For known infectious agents, the spectrum of disease they cause is fairly well characterized. That is not to say that infectious agents cannot emerge or change, manifesting different signs and symptoms over time. The signs and symptoms caused by the biologic warfare agents discussed, for example, are well known. Because these agents do not cause low-level chronic disease, they are unlikely to cause symptoms that have been associated with illnesses among Gulf War veterans.
Is it possible that new presently unidentified infectious diseases might account for the spectrum of disease associated with illnesses among Gulf War veterans? Such a possibility cannot be dismissed even though, based on past history, such a finding would be unlikely. For example, HIV, responsible for AIDS, and Helicobacter pylori, responsible for gastrointestinal ulcers, were unknown when the diseases associated with them were first described. As discussed above, however, these diseases presented with definitive and verifiable clinical findings such as unusual infections and unexpected cancers with AIDS, and ulceration on endoscopy with H. pylori.
Investigational techniques center on trying to identify new agents when illnesses are discovered that might be infectious but for which a known cause is absent. When looking for agents, some issues include whether the presentation is acute or chronic and whether a case definition (well-defined conditions associated with specific illnesses) exists. With respect to the poorly defined illnesses associated with Gulf War service (a problematic case definition by the above criteria), many individuals deployed to the Gulf report that they do not feel as well on return as they did before they left.
How should one go about looking for differences between Gulf War veterans who are ill and those who are not? The case-control study approach is the proper epidemiologic technique. However, conducting these studies now is difficult because patients have been out of service for almost a decade. Physicians and other scientists look for evidence of exposure to infectious agents by comparing levels of antibodies in the blood before an illness to levels after recovery. In a similar way, it might be possible to compare blood serum samples from veterans that were collected before deployment with samples drawn on these same individuals after their return. If the differences in these "pre-post" sample comparisons are significantly bigger in those deployed to the Persian Gulf than in those who were not, then an epidemiologic difference exists that might explain causality.
To look for unknown agents, a number of relatively new approaches and techniques are being taken.

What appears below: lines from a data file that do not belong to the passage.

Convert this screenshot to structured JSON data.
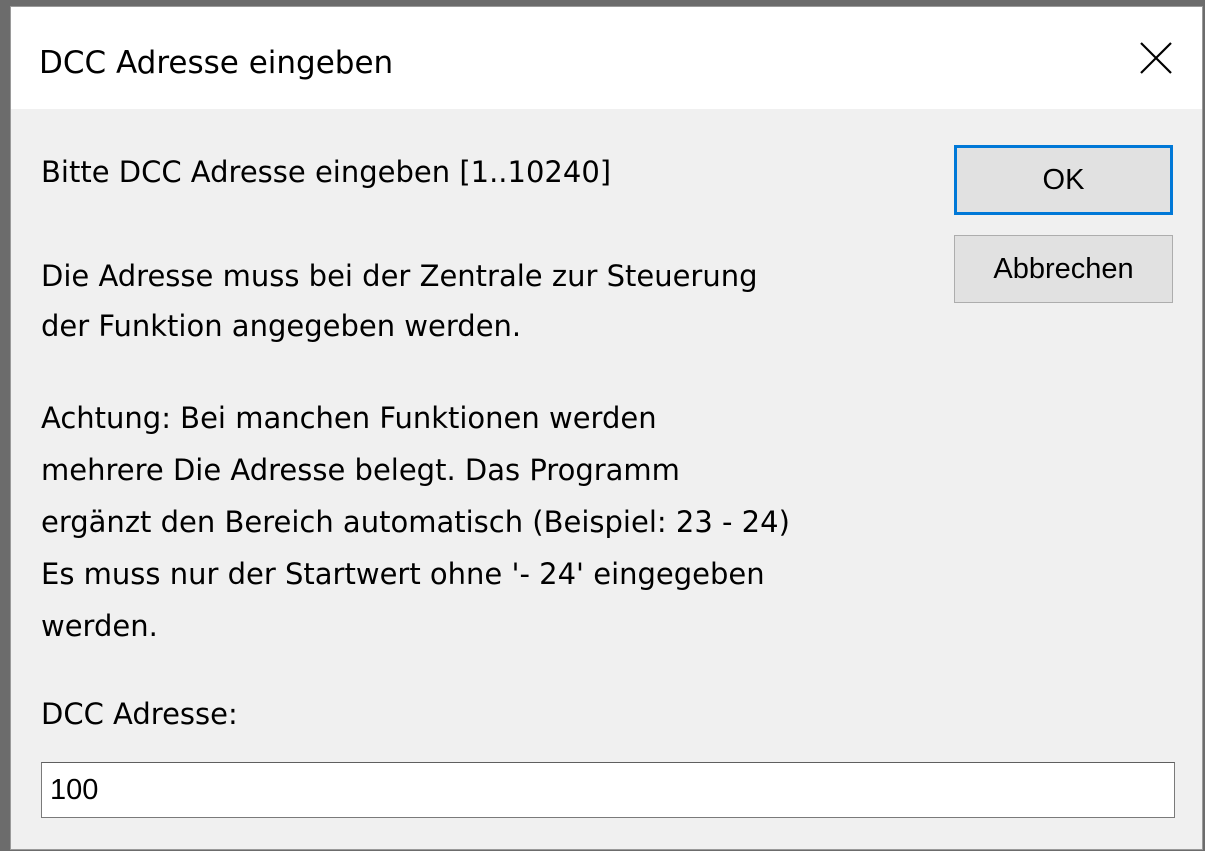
{
  "window": {
    "title": "DCC Adresse eingeben"
  },
  "dialog": {
    "prompt": "Bitte DCC Adresse eingeben [1..10240]",
    "info_lines": [
      "Die Adresse muss bei der Zentrale zur Steuerung",
      "der Funktion angegeben werden."
    ],
    "warning_lines": [
      "Achtung: Bei manchen Funktionen werden",
      "mehrere Die Adresse belegt. Das Programm",
      "ergänzt den Bereich automatisch (Beispiel: 23 - 24)",
      "Es muss nur der Startwert ohne '- 24' eingegeben",
      "werden."
    ],
    "field_label": "DCC Adresse:",
    "field_value": "100"
  },
  "buttons": {
    "ok_label": "OK",
    "cancel_label": "Abbrechen"
  },
  "icons": {
    "close": "close-icon"
  }
}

This technique amplifies the genetic information (DNA) present in specimens of patient's tissues (in the case of illnesses among Gulf War veterans this would generally be blood--particularly white blood cells). Samples from patients with illnesses among Gulf War veterans and from those who do not have the illnesses are treated the same. Then investigators subtract the DNA that is common to both the patients and the healthy control volunteers. The remaining DNA must then be evaluated to determine its nature and whether it represents nuclear material from an unknown infectious agent. This technique was used to demonstrate the presence of herpes virus in samples of Kaposi's sarcoma, a malignancy found in some AIDS patients (Relman, 1997; Fredericks and Relman, 1996; Lisitsyn, 1995; Baldocchi and Flaherty, 1997).
This method has properties similar to that of RDA. Using this technique, the characteristics of an organism are identified or determined by the genetic information that it expresses (Velculescu et al., 1995). This method allows researchers to look simultaneously at a large number of genetic messages and to quantify the genetic information identified.
This is another genetic technique that looks for evidence that messenger RNA (mRNA) is present in a sample. mRNA is the nuclear material that takes genetic messages from the nucleus of the cell and tells the cell what proteins to make. The technique looks at genes that have been characterized. One then uses this technique to look for differences in the types of mRNA expressed by patients and nonpatients. Once differences exist between patients and nonpatients, the differences may be characterized (Hayashi et al., 1995).
The techniques discussed can be considered emerging approaches, but they have been useful in beginning to look for unexplained causes of illness. Presently, they are being evaluated to search for causes of chronic fatigue syndrome, illnesses among Gulf War veterans, and other conditions.